Minister of Employment, Workforce Development and Labour, Patty Hajdu, released a notice outlining a 60-day consultation period to seek feedback on the proposal.
The federal government says that while employers are required to provide supplies such as soap, warm water, and a way to dry hands, free menstrual products are overlooked as necessities in washrooms.
Menstrual products are essential to the health of 40% of the federal workforce yet are not treated a basic need. It is time for that to change. We’re consulting Canadians on how best to provide free menstrual products. Share your input: https://t.co/9qDVOmWqXf pic.twitter.com/IF1rz0zoR4
— Patty Hajdu (@PattyHajdu) May 6, 2019
“No requirements are currently in place to require employers to provide menstrual products,” reads the notice.
“As a result, a large number of employees are required to carry a basic supply of menstrual products with them.”
The notice outlines the importance of making menstrual products accessible in the workplace.
“When employees find themselves without access to menstrual products, they may turn to unsuitable improvised solutions such as using toilet paper and paper towels to act in place of tampons and pads.”
“Others may extend the use of products beyond their recommended time frame, which poses a health hazard due to the increased risk of toxic shock syndrome.
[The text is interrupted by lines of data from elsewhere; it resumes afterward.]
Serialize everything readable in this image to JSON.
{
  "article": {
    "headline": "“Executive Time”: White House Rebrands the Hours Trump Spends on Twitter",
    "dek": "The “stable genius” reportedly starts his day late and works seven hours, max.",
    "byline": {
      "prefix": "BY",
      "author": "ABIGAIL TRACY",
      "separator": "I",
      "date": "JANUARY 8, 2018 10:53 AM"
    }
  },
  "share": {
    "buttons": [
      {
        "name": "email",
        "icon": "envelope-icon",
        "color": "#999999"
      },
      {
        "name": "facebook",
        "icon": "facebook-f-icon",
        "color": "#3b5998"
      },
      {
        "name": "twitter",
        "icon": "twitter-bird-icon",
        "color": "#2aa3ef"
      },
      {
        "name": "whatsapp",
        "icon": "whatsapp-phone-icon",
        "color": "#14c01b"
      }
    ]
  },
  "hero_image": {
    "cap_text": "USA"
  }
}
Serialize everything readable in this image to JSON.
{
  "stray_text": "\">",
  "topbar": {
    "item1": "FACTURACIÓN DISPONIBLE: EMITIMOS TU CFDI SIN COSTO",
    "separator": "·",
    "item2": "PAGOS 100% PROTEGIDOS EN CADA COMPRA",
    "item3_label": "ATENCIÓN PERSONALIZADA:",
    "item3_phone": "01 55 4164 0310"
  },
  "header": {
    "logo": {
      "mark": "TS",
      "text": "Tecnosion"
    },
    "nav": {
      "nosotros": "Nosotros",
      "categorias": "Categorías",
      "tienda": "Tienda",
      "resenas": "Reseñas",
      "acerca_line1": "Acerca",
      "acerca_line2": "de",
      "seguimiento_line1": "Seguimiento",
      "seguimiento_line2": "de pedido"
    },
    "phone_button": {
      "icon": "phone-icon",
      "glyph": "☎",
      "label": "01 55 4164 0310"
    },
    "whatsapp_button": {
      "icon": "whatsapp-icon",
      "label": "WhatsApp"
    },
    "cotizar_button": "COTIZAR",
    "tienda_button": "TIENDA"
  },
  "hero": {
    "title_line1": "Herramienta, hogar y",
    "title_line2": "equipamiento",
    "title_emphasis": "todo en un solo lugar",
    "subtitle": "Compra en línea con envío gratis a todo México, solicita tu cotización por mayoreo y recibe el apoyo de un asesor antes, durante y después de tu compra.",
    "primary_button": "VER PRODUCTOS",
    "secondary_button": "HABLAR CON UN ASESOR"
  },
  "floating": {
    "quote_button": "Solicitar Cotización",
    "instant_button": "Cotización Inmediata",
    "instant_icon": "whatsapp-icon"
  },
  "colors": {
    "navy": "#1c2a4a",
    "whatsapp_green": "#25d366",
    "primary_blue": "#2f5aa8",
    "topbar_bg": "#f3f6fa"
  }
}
Some employees may also avoid the workplace due to the shame and stigma that often surrounds menstruation.”
The government says that approximately 40% of the federal workforce could benefit from these new measures. Federally-regulated workplaces include banks, Crown corporations, airports and railways.
The order takes effect immediately but will allow districts until the end of 2019 to comply.
The provincial government will contribute $300,000 to the cause with startup finding.
The movement for free and accessible period products has been growing in Canada over the past several years.
The NDP brought forward a motion calling for the tampon tax to be removed in Canada in 2015, and it was unanimously passed in the House of Commons.
Canadian post-secondary schools like Centennial College in Toronto have joined in on the Free the Tampon initiative, which works to provide free feminine hygiene and menstrual products in women’s washrooms at no cost.
In the spring of 2018, Centennial College announced that all dispensers on campus would provide free menstrual products.
Centennial was one of the first Canadian institutions to make menstrual products free for women and schools in Halifax, Calgary, and Montreal have followed suit.
In Vancouver, YVR announced in January 2018, that tampons and sanitary pads would be available for free at any information desk at the airport.
In April 2019, the Government of British Columbia announced that all schools in the province would provide free menstrual products to students.